Following months of floods, a couple of last minute working parties revealed many changes to the flow of our syndicate trout stream, where trees had been washed out from the banks, creating new pools, while existing pools had been gouged out deeper, depositing banks of gravel at the tails. Known eddies were gone and fresh ones born. On my first visit of the new season, I was greeted by a different river and decided to walk downstream for half a mile then fish my way back.
Last year this was one of my most productive stretches, where the pool above spilled against the bank forming a deep eddy, but part of the bank is gone and much of the eddy is now a gravel bar. A new challenge yet to be tested.
Most of the rocks from the small weir have been washed downstream. More holding spots, or snags?
Although early April, it felt more like February, with a cold wind blowing downstream, but the sight of swallows, back from Africa, sweeping across the meadows and tortoiseshell butterflies mating among the nettles told a different story. Before I reached my intended starting point, where a smaller stream enters our river, I passed a previously ignored stretch, that now had more character, clumps of weed between clean gravel runs looking very fishy and decided to stop and give it a try.
Getting down into the river, even through my waders, the river was very cold and not expecting any airborne fly life, I tied on a heavyweight version of my Black Devil nymph to get down to the gravel bed, this usually working well, bounced along the bottom in early season. I didn’t have long to wait for a response, when the leader darted forward, as the nymph passed beneath an undercut bank, a small brown briefly flashing gold in it’s struggle to successfully throw the hook. The downstream wind and too much slack line caused me to lose contact. More concentration and work was needed. Casting up and across as I moved upstream round the bend, there were more stabbing takes and another tumbled seven inch trout.
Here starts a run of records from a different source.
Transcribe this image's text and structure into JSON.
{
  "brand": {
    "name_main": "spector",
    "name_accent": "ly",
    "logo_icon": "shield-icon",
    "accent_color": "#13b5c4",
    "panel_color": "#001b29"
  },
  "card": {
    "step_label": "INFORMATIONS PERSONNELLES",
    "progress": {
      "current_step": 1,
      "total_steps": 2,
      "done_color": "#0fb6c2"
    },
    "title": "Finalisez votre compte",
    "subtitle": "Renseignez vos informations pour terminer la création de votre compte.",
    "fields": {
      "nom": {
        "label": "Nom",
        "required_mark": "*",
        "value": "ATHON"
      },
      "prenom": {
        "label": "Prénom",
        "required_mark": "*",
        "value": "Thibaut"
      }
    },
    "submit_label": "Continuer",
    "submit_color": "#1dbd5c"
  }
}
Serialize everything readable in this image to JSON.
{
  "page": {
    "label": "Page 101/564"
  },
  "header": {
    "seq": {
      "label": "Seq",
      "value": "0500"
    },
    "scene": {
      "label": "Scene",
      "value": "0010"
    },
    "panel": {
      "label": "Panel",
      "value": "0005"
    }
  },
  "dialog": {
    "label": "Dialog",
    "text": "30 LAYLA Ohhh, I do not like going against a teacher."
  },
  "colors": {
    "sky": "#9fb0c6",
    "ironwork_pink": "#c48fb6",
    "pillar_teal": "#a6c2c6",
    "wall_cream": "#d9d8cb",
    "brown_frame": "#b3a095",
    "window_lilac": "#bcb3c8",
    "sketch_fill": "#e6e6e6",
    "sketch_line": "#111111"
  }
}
This was an area, where we saw several spawning redds last year and these small fish are probably the result.
I continued up until I reached a deep pool, where the river cut round the roots of a tree and began prospecting the nymph, missing an easy take, that ran upstream. I was convinced that the size 14 nymph was too big for these small trout and rooted through my flybox for something smaller and came out with a size 18 tungsten copper wound Pheasant Tail. This looked very much like a mini version of the Black Devil, that I’d just taken off and began casting hard into the corner to sweep round the roots. Getting too close on one cast, I lifted off to avoid getting snagged and the line went solid. My heart sank. Roots! Then it fluttered, when the line rebounded slowly, and the white belly of a good trout began a zig zagging roll, deep in the pool. You couldn’t do it if you tried! A flash of golden green was all it took to turn and exit the pool at speed downstream, doubling over my seven foot rod, as the ratchet on my reel screamed. In survival mode, I gave line until it turned, then began to reel the fish back, as it searched out both banks for a snag, getting it close, before it rushed off again. Thinking I had it beat, I began to bring the possible 2lb brownie back, only for it to start rolling and thrashing on the surface out of control in the current. The barbless hook lost it’s hold. Another fish lost!
Shortly after I’d begun fishing again, I heard a “plop” behind me and turned round to see what looked like a rise. I discounted this, as there were only a few grannoms scudding across the surface and continued with the nymph. On hearing another “plop”, I saw the surface downstream was dotted with rises. I managed to get out of the river and made a hasty, wide detour of the bank downstream and re-entered the river below a band of dimples and swirls over a sandy run. The pheasant tail was repeatedly cast among these rising fish with no takes. Tiny black black flies were in the surface film, while grannoms and the occasional olive were airborne. A small elk hair grannom emerger was tied on, the leader greased to within a few inches of the fly and cast in. Due to the strong current, the fly could only travel a few inches before it dragged, so short flicking casts was the name of the game. The rise was over, but a swirl and a solid strike soon had the first trout of the season in my hand.
Not the biggest fish in the world, but after a difficult afternoon, I was happy with this one. Back in again, there were more takes, misses and on/offs, before a more solid resistance was felt and a ten inch wildie was giving a good account of it’s self all the way to the net.
While this one was recovering in the net, the rise started again, dimples and swirls. A good fish was rising close to the bank, where after a few casts he took and I dragged the trout across to set the hook, before it, like the others, zoomed off with the current. About twelve inches and ten ounces, I was enjoying the fight from this beautifully coloured wild brown, as it dived and rolled in the clear river below me, when once again it was free. The hook had broken at the start of the bend on the body. I had another emerger, but felt that I’d done enough damage for one day and it was time to leave.
Flies used on the day, with the broken emerger centre.
Walking back, I passed several individual rises, but nothing like the mass hysteria I had just witnessed, which resembled a mayfly hatch in it’s intensity. Whatever they were feeding on, probably grannom nymphs by the way they took, I was lucky to be there at the right time. With warmer weather forecast. I’m looking forward to my next visit.